New mothers and fathers know the agony of letting your baby cry for even a moment without rushing to comfort her. Now just imagine putting your newborn in a basket, pinning a $20 bill to her blanket and leaving her to howl for two days straight in the marketplace, while mosquitoes feast on her pudgy little face before she finally succumbs to thirst, starvation and exposure. And yet this is what happened—not hundreds, not thousands, but millions of times across China during its one-child policy that spanned from 1979 to 2015.
Baby abandonment is just one of the many horrors documented by Nanfu Wang (of “Hooligan Sparrow” fame) and Lynn Zhang (a.k.a. Jialing Zhang), the directors of “One Child Nation,” which weaves together Wang’s personal story of becoming a new mother and a larger examination of how government policy impacted her own community. With a baby strapped to her frontside and a camera on her shoulder, Wang travels back to China, where she interviews her family members in her rural home.

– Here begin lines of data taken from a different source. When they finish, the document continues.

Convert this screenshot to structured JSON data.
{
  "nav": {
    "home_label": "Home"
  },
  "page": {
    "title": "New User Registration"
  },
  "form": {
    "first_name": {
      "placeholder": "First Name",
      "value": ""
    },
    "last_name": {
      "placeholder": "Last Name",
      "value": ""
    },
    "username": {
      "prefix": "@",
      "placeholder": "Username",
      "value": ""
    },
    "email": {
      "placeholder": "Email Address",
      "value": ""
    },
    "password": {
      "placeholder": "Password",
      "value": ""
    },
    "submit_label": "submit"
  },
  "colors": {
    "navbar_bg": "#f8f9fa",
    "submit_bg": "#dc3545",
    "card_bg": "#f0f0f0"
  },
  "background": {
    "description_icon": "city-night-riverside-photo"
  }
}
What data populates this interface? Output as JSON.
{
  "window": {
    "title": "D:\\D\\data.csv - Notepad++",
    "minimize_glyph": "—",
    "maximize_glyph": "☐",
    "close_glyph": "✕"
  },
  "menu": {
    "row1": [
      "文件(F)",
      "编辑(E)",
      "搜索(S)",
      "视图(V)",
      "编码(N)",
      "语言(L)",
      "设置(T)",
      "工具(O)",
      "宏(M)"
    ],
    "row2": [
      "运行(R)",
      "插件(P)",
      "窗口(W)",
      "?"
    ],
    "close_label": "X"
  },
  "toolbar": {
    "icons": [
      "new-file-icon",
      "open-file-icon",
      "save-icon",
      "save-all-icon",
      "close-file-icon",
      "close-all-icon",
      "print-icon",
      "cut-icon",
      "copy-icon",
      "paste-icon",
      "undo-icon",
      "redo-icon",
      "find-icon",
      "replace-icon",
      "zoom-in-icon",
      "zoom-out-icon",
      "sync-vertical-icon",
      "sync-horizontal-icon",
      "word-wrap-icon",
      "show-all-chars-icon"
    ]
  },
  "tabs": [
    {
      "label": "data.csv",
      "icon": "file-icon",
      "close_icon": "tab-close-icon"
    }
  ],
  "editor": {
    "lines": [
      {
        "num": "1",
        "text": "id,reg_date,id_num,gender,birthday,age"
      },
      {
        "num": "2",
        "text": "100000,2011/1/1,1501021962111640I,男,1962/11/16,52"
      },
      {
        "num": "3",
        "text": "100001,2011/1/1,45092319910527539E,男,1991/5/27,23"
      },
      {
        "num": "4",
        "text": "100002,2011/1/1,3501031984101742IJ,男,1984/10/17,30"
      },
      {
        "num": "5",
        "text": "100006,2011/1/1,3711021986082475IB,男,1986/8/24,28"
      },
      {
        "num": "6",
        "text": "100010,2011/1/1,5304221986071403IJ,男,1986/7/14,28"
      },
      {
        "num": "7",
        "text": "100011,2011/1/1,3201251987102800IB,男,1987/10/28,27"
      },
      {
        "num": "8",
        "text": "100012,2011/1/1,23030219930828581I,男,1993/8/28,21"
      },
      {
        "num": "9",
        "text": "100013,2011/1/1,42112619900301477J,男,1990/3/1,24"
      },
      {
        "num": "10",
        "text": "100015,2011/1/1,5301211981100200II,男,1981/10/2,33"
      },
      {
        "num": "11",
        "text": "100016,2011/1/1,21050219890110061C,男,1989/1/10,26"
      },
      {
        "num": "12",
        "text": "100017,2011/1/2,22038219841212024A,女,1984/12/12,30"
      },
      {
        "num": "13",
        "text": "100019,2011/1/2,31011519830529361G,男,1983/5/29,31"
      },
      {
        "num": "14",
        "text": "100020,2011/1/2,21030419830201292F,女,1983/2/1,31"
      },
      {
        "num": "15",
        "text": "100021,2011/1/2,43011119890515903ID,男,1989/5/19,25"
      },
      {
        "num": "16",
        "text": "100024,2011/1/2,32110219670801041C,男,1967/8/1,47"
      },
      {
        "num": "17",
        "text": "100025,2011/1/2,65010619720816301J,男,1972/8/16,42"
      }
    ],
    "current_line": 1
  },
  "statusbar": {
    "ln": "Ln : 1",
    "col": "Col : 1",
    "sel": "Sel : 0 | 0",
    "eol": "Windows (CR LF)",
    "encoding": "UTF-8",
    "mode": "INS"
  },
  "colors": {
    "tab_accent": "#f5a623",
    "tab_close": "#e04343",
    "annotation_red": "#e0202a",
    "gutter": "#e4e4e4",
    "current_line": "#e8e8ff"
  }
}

She is surprised to learn how the policy deeply impacted her relatives. Her uncle abandoned his baby in the aforementioned way. Her aunt gave her daughter to a child trafficker. She meets a midwife who prays for redemption for all the babies she had killed. Wang meets with village elders who all say the same thing like a mantra: “It had to be done” and “there was no choice.” Her mother laughs uncomfortably during the interview and says, “There would be cannibalism without it.”
China was a poor country, and its citizens had endured famine and starvation. By 1979, the world’s most populous country was hurtling toward the one billion souls mark. The government feared that this population boom would tax its resources and the country would descend into chaos. Hence the one-child policy. Wang and Zhang uncover how far the state went to enforce this law, thereby underscoring the idea that the Chinese place far more importance on the state than on the individual.
Beyond the small village community, they interview provincial nurses who induced late-term abortions and killed fetuses with their bare hands. They meet an artist who was arrested for taking photos of babies curled up in yellow plastic bags at landfills. They chat with a security guard who went to prison for “human trafficking”—because he and his family members couldn’t bear to let the female babies rot in the streets, they took them to orphanages. Due to changes in international adoption laws, millions of Chinese girls were adopted overseas, sometimes against the will of their families.
“One Child Nation’s” well constructed narrative moves deftly and grippingly from macro issues of state-induced family planning (to put it mildly) to the most intimate moments of heartache and disappointment. For example, a set of twins were separated because of the one-child policy. The older twin was sent to an American family, while the younger one stayed behind in China, yearning to wear matching outfits and coordinated hairstyles with her missing sister. But when they finally connected on social media, she hesitated to ask her any intimate questions, afraid that she would annoy her and get blocked.
It’s one thing to make an absorbing feature, but it’s another kind of feat to make a prize-winning documentary in a country that’s determined to arrest you for your storytelling and filmmaking. This is what Wang and Zhang have achieved.